Look below and pull out each line with the word "date".

====== Exercise material

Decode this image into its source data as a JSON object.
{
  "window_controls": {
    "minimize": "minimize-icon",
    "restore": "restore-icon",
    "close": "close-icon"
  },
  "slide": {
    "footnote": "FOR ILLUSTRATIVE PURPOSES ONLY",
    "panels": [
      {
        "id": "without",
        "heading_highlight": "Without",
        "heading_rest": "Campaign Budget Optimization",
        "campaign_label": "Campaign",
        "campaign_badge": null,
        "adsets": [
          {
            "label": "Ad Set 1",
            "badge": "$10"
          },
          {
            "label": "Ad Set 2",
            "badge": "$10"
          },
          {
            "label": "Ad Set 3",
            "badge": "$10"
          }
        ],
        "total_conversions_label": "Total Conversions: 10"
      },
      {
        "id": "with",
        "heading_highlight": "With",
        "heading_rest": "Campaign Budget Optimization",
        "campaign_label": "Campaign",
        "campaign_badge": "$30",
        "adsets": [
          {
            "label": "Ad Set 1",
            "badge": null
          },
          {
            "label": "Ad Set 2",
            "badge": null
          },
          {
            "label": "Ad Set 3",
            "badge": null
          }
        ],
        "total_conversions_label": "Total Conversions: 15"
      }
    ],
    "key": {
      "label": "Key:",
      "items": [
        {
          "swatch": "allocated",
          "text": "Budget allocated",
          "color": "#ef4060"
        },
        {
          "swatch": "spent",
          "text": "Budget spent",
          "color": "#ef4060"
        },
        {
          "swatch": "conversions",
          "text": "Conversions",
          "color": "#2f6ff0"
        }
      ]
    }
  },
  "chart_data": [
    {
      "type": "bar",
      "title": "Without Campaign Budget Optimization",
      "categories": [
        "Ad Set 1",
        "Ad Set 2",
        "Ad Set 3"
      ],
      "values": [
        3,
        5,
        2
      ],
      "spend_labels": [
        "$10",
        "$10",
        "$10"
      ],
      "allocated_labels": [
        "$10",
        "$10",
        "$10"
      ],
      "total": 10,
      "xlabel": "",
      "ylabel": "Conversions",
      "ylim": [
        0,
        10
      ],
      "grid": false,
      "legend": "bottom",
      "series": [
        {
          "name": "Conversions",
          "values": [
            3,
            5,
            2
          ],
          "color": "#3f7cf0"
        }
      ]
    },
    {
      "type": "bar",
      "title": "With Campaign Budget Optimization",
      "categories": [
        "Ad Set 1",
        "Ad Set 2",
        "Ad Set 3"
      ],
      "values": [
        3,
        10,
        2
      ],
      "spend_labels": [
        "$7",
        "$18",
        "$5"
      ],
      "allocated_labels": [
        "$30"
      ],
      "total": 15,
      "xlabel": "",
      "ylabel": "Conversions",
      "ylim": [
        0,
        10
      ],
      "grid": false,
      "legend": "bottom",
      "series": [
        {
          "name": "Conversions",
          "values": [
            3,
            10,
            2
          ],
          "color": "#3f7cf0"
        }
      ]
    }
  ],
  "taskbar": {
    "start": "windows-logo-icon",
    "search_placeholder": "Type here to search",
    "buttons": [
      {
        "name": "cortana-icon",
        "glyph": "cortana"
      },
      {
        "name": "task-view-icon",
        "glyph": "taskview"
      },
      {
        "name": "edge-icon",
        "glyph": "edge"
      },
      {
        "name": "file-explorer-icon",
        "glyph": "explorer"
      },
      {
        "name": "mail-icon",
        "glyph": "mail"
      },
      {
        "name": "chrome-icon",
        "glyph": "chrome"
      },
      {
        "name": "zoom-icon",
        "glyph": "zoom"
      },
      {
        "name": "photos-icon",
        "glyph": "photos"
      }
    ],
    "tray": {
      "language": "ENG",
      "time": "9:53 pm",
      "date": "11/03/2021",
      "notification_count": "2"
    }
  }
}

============
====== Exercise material

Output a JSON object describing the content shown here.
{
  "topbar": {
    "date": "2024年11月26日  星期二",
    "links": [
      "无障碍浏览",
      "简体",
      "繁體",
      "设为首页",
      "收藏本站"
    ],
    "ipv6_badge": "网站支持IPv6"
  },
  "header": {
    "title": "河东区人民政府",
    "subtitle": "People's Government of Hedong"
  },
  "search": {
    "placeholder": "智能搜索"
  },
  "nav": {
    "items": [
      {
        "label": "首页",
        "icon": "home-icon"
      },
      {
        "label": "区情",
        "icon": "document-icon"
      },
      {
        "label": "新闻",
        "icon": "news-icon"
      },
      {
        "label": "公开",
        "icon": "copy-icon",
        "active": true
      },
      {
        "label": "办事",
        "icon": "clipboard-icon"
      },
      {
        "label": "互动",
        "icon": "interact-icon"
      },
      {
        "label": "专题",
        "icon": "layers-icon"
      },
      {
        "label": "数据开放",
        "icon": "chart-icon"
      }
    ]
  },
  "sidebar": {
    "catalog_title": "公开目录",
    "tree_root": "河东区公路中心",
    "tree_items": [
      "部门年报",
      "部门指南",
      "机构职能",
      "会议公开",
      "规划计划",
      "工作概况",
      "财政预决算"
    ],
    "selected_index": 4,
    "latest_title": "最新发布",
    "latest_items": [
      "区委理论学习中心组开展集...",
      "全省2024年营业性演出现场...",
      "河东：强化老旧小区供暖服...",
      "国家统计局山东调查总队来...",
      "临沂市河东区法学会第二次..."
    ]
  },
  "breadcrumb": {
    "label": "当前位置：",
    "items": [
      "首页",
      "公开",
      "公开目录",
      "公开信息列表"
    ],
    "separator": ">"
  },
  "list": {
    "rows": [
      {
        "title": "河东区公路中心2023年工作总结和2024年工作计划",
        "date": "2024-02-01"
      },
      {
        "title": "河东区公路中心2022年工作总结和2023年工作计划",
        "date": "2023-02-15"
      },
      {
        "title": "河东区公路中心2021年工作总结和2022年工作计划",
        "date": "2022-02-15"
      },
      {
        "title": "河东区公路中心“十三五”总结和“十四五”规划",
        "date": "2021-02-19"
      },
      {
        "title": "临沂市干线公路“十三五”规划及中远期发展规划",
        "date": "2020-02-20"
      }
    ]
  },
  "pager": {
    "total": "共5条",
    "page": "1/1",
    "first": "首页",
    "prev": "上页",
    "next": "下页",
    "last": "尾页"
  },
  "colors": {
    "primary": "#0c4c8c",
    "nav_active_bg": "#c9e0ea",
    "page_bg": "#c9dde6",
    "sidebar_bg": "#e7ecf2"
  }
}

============
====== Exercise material

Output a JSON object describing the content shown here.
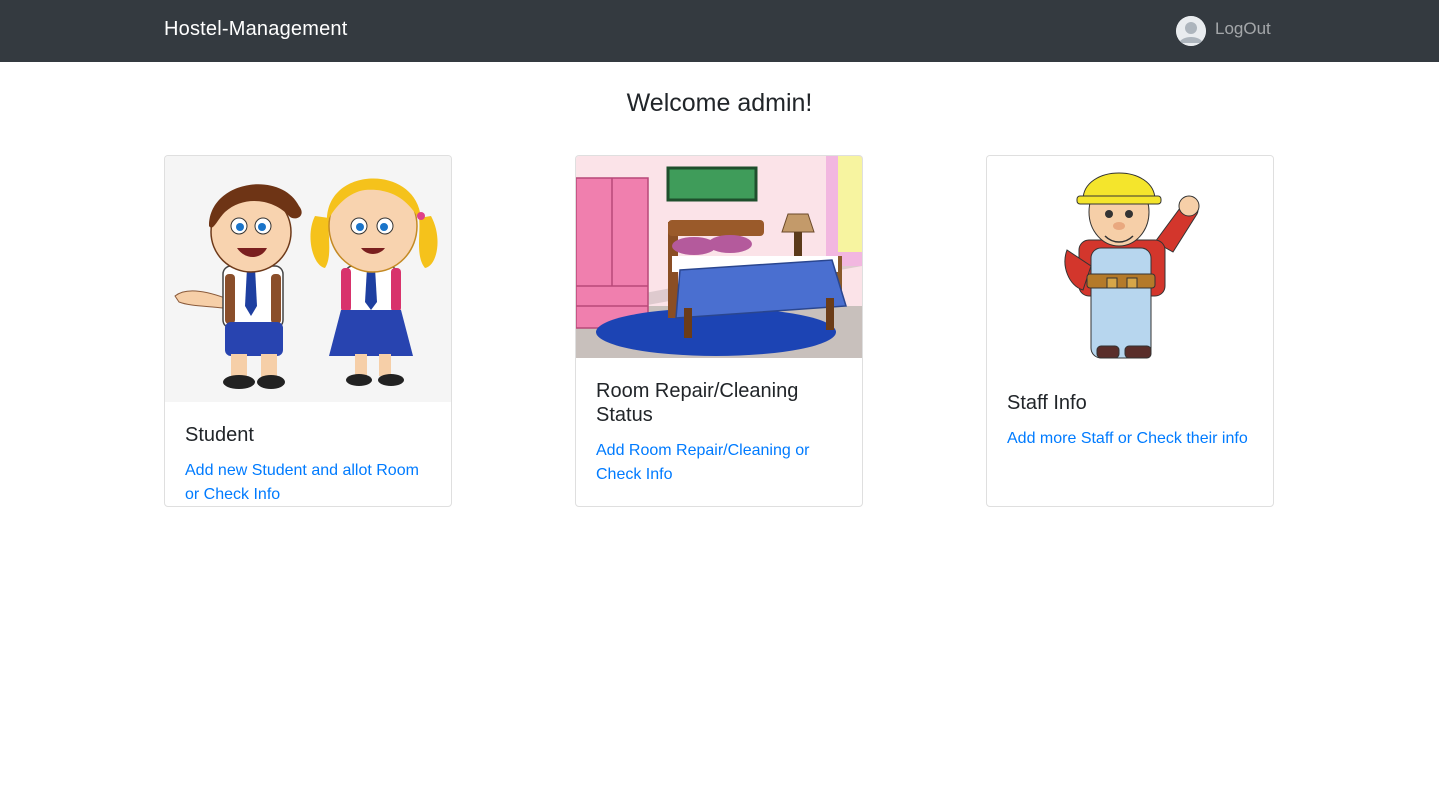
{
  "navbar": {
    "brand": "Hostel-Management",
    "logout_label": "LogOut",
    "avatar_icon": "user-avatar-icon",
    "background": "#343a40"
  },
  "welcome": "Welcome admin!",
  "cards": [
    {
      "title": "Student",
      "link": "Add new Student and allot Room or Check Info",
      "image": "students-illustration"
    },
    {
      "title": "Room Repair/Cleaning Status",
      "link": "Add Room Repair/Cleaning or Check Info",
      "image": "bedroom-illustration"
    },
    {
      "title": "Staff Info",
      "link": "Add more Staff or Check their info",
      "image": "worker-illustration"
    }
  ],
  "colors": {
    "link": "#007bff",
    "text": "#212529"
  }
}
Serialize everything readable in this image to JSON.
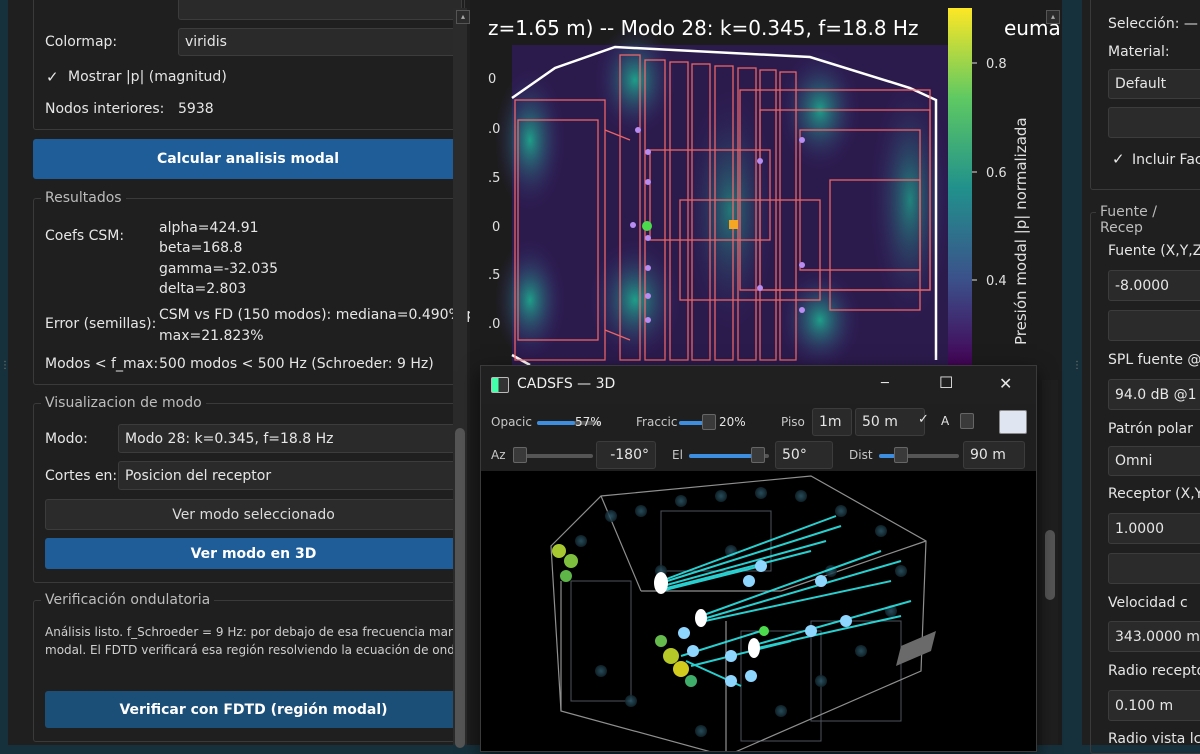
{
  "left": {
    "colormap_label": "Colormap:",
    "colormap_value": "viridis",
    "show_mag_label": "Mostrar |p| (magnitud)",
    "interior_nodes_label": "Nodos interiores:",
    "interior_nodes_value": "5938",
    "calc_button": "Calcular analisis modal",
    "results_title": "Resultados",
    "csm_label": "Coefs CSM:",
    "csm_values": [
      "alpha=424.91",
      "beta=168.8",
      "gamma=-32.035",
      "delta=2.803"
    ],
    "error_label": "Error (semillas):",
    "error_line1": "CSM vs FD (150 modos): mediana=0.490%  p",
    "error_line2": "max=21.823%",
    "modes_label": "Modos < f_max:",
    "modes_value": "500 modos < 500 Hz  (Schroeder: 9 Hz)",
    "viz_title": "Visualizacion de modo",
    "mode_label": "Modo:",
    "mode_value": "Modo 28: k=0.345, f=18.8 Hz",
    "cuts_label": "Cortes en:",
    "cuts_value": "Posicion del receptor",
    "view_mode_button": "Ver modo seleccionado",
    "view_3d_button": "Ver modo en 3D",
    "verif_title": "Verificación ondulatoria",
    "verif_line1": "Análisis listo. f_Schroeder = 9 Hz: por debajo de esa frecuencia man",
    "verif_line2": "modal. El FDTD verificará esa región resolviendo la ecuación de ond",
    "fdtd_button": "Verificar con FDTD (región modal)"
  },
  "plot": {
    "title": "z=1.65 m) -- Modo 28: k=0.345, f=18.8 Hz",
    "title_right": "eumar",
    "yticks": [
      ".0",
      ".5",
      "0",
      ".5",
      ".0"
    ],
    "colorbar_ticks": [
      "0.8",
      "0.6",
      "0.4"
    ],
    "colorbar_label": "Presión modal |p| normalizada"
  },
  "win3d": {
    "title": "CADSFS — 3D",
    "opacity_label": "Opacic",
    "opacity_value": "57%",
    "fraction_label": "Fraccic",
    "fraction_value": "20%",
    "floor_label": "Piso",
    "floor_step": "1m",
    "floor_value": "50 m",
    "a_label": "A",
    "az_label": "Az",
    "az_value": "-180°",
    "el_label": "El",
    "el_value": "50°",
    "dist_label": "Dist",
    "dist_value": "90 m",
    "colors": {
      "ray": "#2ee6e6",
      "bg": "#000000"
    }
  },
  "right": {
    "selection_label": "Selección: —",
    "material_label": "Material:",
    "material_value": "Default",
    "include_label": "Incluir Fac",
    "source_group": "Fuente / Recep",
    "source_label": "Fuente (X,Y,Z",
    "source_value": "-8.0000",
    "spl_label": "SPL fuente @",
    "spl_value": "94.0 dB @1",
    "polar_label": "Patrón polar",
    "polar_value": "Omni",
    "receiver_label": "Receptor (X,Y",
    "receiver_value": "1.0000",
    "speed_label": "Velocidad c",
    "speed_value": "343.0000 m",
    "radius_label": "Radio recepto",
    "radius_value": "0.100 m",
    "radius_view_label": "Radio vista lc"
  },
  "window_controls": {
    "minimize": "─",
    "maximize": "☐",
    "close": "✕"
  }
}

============

- _Solution for this problem_
      "date": "11/03/2021",
    "date": "2024年11月26日  星期二",
        "date": "2024-02-01"
        "date": "2023-02-15"
        "date": "2022-02-15"
        "date": "2021-02-19"
        "date": "2020-02-20"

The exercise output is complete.